“I don’t say no because I am so busy. I say no because I don’t want to be so busy.”
For the 16th time, the Emirates Literature Festival took place again last week. What a great event it was this year! Filled with exciting and insightful presentations from John Torode, Julie Lewis to Michel Bussi, workshops and masterclasses and plenty of activities for kids, it was such a wonderful way of spending some time in an almost different world, the literary world.
One of my absolute favourites is Ian Rankin, the Scottish crime writer who created Inspector Rebus. While having heard Rankin speak before, this time was very special to me. He captured my attention for his entire presentation. Listening to his stories was so amazing that I forgot the exhaustion from my overnight flight and I was truly in the present. I was mindful!
Isn’t it ironic to write about national procrastination week a week after it took place? It amuses me as, like most of us, I can also procrastinate certain tasks and am actually quite good at that at times. Even now, I’m procrastinating. Being home alone, I can watch “The Peanuts Movie”. Yes, I hear you. I should either watch the film or write the post. Focusing on one thing is quicker than working on 2 activities at the same time. Sometime, I too have to revert to doing two things at once. And so procrastination starts.
Why do we procrastinate?
“Life can only be fulfilling when we see the material world in a spiritual light.” (Andreas Moritz)
A number of my friends and neighbours welcomed a tiny bundle of joy into their life. The cute little boys and girls are growing by the minute and with them, their parents are adjusting to their new responsibilities. Despite having seen many kids grow up over the years, one question which always seems to be on my mind is “What do you the parents when visiting their baby for the first time?”

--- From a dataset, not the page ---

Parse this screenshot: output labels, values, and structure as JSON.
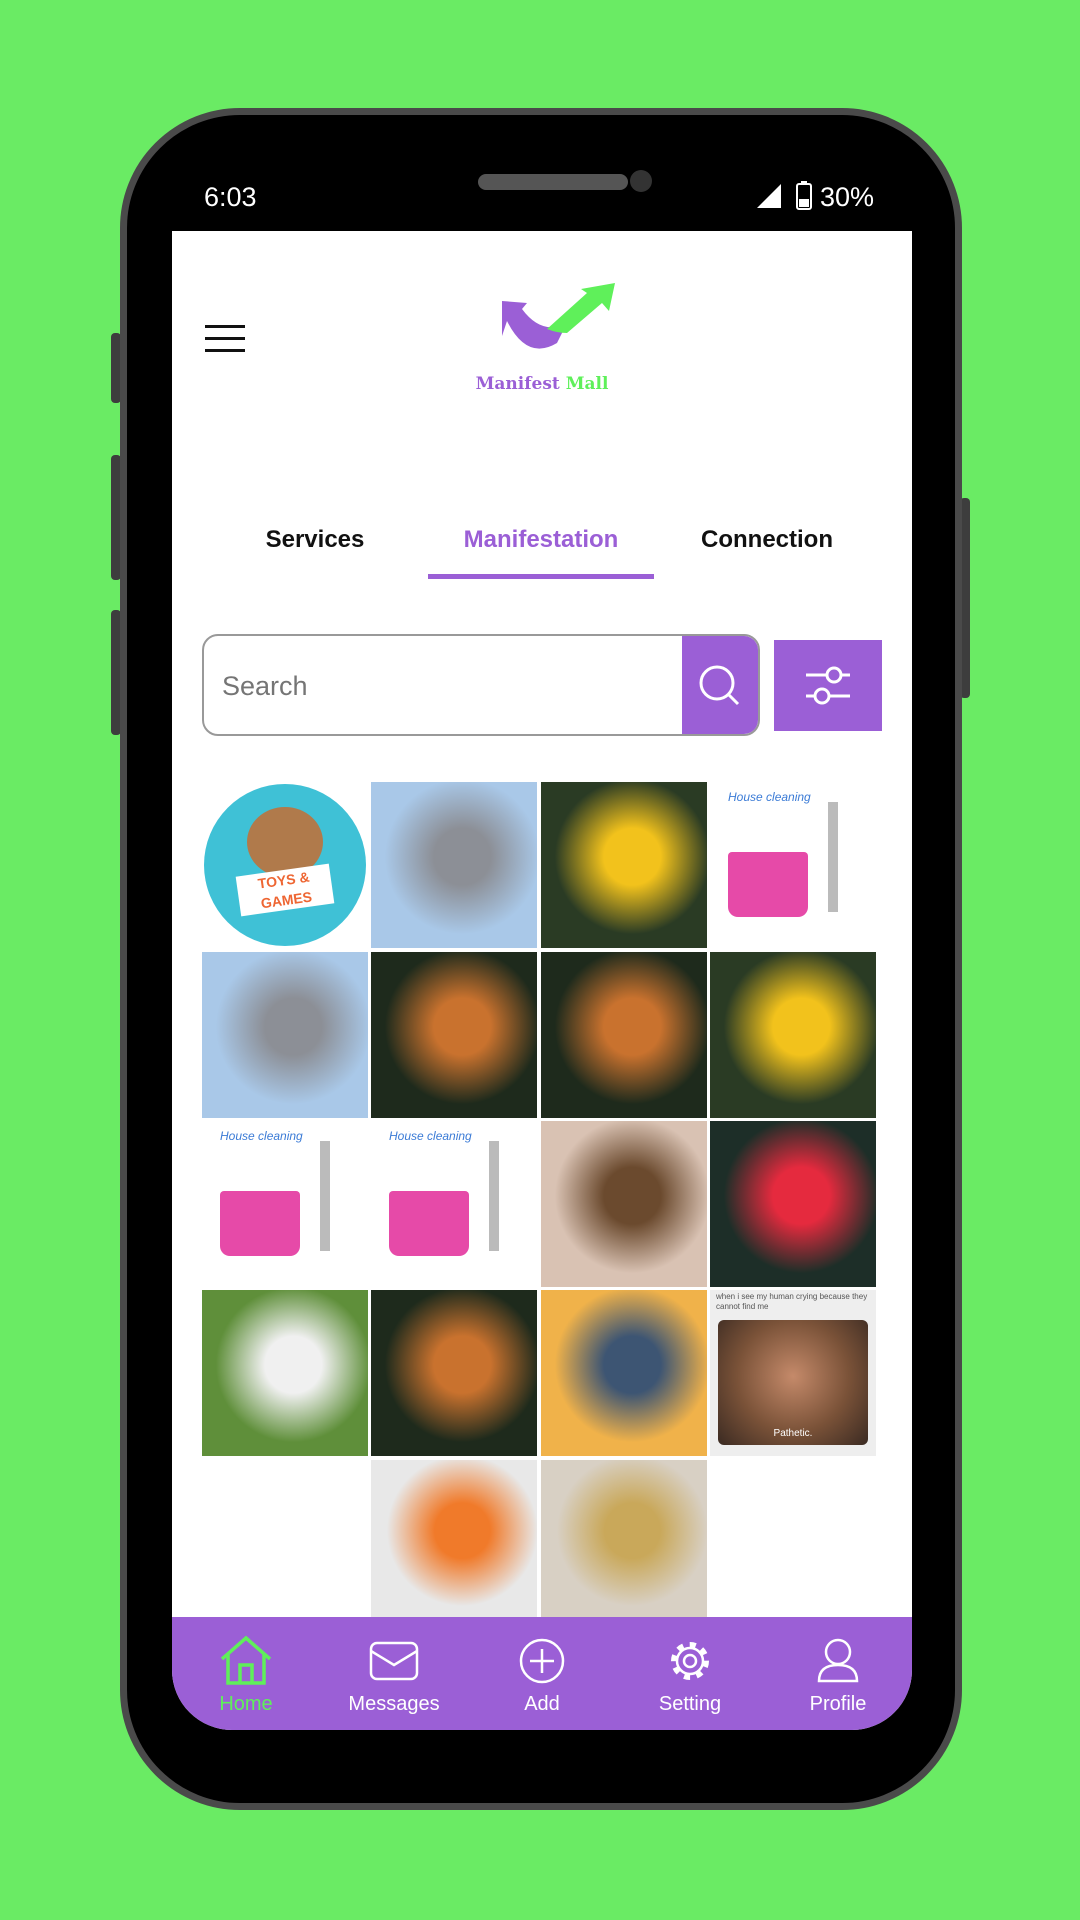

Speaking with other new parents, I’ve started collecting some of their biggest challenges and how any visitor can help the new parent. Here are my top tips for you to give parents some peace of mind:
I’m super excited to write this post in Tokyo, Japan. A project is taking me to this fantastic country and what a great way it is to learn more about organising in small spaces. For us in the Middle East, space is often not an issue. Villas and apartments are substantially larger than in Europe or even in Japan, where the average apartment is a mere 59.7 sqm (642.6 sq ft).
It’s not surprising that the Japanese have taken residential organising to a whole new level.
“You’ve always had the power, my dear, you just had to learn it for yourself.” (Glinda – Wizard of Oz)
Keeping the home office organised is a very common struggle for many of my readers. One of my clients and I spent a very productive decluttering session, purging, sorting and organising her papers and files. It was so rewarding seeing her achieve peace of mind by knowing where everything is now stored and according to her preferences.
I want to help you to be as productive as you can be in your home office and compiled some top tips for you:
“Life is short. Focus on what matters and let go of what doesn’t.”